Device packagers must therefore develop an adequate system for designing and assembling packaging and be able to monitor it. Thanks to ISO 11607, "Packaging for Terminally Sterilized Medical Devices," packagers are no longer without a guide. Even though the standard is not a step-by-step guide to packaging, it does explain a manufacturer's responsibilities and the processes that need to be validated. According to John Spitzley, associate fellow, packaging, at Medtronic (Minneapolis), who helped develop ISO 11607, FDA has "pretty much bought into the standard." Device packagers should therefore review the document carefully to ensure compliance with both international and domestic regulations.
EN 868-1, written by the European Committee for Standardization (CEN; Brussels), is also helpful, but not as broad as ISO 11607. The CEN standard deals with materials and materials evaluation. FDA's quality system regulation follows the ISO standard much more closely.
Also paramount is the European Union's (EU) Packaging and Packaging Waste Directive, which requires packages be designed to increase reuse and recovery and mandates use of recycled materials. Companies that cannot recover their own materials may fund the recovery and recycling of others.
As a result, device packagers are placing pressure on suppliers to come up with lighter-weight materials that can be reused or recycled. But while lighter-weight materials are less expensive, recycled materials are more expensive.
Another potential problem for manufacturers exporting to member states of the EU is the mandate that requires the printing of as many as 13 languages on device labeling. This could drive up printing costs and cause problems if translations are not done accurately.
Possible solutions include printing the five main languages—English, French, German, Italian, and Spanish—and having European distributors affix labels with the remaining relevant languages, and using symbols instead of text as much as possible.
Back home, U.S. device packagers have their hands full with FDA's new rule requiring all devices and packaging that incorporate any natural-rubber latex to be labeled as such. A recent stay of the rule as it applies to cold-seal packaging will help alleviate some of the pressure to meet the September 30 deadline for complying with the rule, but packagers are still faced with the choice of printing the latex warning or devising an alternative to latex packaging. Some suppliers are developing natural rubber—free cold-seal coatings to address the problem.
There is also great anticipation as to how FDA will implement the Modernization Act of 1997 as it pertains to medical device packaging. Medical device packagers may not need to present as much data to FDA as they used to, but they will have to make sure they have thorough documentation in their own files. They also need to keep track of which new standards will apply to their materials, products, and processes.
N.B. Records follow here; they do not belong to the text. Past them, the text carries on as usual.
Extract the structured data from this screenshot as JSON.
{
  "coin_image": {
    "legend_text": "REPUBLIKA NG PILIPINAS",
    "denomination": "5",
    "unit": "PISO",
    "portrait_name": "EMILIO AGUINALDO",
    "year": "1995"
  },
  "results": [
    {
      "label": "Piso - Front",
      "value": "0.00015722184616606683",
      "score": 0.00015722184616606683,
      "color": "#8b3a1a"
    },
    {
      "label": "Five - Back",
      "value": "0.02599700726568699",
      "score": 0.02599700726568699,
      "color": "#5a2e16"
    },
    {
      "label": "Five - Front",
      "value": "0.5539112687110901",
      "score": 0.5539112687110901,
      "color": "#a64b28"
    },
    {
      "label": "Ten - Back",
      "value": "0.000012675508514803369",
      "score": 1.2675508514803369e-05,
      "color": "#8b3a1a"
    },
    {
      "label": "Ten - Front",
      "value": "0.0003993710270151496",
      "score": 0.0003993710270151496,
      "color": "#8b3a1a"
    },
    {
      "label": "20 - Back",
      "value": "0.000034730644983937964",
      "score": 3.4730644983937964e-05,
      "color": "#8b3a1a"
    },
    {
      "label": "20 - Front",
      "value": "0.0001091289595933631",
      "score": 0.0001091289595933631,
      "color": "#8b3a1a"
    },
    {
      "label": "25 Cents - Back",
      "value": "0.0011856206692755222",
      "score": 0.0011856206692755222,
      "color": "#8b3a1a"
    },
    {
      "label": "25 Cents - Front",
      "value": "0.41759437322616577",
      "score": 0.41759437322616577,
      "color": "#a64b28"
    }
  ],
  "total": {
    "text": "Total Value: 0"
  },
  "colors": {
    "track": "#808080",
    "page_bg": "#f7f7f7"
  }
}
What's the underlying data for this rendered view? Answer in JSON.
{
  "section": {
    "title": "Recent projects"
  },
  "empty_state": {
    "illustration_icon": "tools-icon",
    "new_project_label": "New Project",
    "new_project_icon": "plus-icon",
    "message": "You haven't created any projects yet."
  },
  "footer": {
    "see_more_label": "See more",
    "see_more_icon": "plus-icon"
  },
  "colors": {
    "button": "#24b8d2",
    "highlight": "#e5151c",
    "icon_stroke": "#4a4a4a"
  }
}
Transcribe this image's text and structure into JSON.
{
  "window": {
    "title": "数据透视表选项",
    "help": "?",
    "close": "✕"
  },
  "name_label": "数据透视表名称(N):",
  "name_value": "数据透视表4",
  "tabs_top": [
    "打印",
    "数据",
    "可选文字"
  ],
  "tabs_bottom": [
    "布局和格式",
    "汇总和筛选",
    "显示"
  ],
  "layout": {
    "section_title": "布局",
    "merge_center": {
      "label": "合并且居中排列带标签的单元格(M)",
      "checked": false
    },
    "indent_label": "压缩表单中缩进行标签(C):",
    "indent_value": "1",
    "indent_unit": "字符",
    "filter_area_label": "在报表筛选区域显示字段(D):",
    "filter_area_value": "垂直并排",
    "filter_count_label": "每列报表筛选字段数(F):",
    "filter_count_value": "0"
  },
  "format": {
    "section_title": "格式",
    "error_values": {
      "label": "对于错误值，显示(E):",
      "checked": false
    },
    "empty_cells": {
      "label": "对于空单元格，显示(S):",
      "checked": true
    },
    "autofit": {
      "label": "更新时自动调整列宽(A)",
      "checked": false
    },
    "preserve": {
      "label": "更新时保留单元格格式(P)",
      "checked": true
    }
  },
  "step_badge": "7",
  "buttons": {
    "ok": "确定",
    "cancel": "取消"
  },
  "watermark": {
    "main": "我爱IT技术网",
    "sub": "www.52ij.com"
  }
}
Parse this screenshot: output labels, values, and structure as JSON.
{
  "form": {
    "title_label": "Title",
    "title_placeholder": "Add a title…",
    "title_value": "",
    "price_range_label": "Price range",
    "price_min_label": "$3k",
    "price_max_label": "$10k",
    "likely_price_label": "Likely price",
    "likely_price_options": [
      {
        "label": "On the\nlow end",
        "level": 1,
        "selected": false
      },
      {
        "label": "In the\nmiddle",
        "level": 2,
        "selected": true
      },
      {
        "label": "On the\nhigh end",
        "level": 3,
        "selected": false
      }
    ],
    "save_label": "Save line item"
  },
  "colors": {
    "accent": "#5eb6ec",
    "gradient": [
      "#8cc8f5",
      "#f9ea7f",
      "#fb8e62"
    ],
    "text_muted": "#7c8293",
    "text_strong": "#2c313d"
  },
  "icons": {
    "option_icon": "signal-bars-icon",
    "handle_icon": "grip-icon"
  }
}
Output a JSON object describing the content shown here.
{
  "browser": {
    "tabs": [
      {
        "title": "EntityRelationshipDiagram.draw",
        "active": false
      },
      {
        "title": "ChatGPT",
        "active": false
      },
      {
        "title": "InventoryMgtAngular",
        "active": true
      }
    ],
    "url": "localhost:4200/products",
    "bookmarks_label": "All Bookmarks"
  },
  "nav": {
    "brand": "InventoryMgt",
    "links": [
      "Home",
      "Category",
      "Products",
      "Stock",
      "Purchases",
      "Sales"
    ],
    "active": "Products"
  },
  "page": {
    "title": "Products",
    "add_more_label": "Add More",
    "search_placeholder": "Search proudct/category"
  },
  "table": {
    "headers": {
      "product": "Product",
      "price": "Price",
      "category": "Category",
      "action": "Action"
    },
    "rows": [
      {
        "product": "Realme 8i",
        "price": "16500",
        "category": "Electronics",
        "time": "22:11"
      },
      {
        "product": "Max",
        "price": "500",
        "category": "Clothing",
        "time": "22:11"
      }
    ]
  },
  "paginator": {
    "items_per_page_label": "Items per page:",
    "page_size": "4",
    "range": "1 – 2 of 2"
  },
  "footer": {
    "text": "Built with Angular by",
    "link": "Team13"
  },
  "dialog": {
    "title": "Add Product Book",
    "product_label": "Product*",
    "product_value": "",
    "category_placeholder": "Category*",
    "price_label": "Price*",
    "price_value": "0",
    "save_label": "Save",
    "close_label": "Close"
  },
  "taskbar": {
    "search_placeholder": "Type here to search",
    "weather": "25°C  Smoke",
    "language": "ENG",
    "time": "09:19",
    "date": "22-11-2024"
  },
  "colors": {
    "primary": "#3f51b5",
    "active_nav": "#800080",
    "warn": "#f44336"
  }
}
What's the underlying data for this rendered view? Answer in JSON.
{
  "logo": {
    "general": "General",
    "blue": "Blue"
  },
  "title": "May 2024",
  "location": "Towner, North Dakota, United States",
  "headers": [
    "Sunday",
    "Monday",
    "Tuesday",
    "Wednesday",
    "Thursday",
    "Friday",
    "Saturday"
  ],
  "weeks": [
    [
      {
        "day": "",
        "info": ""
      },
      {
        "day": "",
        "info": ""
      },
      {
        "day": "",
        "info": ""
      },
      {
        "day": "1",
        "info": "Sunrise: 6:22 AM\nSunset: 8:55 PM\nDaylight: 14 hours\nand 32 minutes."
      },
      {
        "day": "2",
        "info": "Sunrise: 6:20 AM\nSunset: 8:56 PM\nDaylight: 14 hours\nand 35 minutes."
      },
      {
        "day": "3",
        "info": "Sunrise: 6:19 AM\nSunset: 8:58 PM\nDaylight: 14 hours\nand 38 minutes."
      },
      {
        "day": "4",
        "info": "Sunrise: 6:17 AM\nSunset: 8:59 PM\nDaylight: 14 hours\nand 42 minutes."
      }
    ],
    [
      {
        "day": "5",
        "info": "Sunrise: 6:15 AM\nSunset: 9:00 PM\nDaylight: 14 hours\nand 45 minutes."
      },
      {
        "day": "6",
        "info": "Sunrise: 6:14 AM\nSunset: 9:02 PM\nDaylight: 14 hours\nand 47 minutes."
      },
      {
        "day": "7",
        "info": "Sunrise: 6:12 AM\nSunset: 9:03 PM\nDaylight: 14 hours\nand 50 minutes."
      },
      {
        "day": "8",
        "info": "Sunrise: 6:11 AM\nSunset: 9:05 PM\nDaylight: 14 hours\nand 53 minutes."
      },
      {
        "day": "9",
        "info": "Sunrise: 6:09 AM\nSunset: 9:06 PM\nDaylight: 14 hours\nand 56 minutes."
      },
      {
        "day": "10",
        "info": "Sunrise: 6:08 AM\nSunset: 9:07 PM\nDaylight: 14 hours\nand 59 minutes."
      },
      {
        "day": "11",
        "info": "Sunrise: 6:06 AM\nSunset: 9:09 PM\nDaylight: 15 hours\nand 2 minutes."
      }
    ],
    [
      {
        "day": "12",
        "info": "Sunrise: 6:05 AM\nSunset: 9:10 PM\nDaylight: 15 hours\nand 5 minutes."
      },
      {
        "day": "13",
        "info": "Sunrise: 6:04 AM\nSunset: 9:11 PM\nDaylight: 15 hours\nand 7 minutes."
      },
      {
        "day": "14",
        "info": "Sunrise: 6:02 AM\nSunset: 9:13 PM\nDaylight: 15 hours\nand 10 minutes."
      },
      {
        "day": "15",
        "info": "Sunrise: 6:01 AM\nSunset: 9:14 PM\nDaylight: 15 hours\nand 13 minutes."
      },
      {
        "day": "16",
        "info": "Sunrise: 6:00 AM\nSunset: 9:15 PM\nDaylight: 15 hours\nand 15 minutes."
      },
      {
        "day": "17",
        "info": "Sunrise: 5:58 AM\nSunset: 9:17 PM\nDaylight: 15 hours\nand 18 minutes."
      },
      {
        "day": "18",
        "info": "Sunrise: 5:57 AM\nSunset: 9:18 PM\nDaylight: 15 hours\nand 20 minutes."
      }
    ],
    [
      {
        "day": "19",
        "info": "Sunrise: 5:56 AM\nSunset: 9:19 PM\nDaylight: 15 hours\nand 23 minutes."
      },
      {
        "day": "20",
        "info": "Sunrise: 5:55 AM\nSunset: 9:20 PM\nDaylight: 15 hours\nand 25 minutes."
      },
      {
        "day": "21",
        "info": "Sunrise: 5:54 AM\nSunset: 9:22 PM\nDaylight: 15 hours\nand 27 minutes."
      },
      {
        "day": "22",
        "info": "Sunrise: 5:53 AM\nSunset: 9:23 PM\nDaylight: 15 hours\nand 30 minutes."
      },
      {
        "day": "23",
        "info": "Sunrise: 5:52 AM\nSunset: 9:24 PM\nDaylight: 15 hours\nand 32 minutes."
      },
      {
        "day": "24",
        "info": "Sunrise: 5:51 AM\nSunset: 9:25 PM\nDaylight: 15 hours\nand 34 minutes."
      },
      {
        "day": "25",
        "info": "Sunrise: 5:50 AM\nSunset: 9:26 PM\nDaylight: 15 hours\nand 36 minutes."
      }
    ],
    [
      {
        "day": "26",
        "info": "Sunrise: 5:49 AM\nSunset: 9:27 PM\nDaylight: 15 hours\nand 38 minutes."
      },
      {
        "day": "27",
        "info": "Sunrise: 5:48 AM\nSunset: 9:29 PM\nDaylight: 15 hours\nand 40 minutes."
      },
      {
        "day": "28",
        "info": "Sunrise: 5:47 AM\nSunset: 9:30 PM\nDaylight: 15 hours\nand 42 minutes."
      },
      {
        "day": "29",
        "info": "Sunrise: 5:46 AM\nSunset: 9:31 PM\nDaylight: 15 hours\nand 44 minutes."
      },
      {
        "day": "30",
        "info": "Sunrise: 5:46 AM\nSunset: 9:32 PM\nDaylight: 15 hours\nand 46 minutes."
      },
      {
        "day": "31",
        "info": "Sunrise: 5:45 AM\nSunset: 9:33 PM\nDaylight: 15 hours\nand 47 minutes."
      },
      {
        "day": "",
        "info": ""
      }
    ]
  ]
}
As the act directs, FDA will continue to recognize additional international standards, so medical packagers should keep their eyes open.
SOURCES OF SUPPORT
Given all these changes, it is natural for any device packager to feel overwhelmed. But, thanks to several industry associations, medical packagers have several sources of support. When FDA informed industry that cold-seal packaging must bear a latex warning, the Health Industry Manufacturers Association (HIMA) responded with a citizen's petition asking for the agency to stay the requirement. Even though FDA rejected HIMA's argument that cold-seal packaging does not present a health risk, it did grant a temporary stay.
Also, to help packagers understand recent regulations, groups like the Flexible Packaging Association and the Institute of Packaging Professionals are preparing guidances and offering conferences on packaging validation and other relevant issues.
Today's medical device packagers are not without support. But they must stay up-to-date on industry developments and not be afraid to ask industry associations or suppliers for help.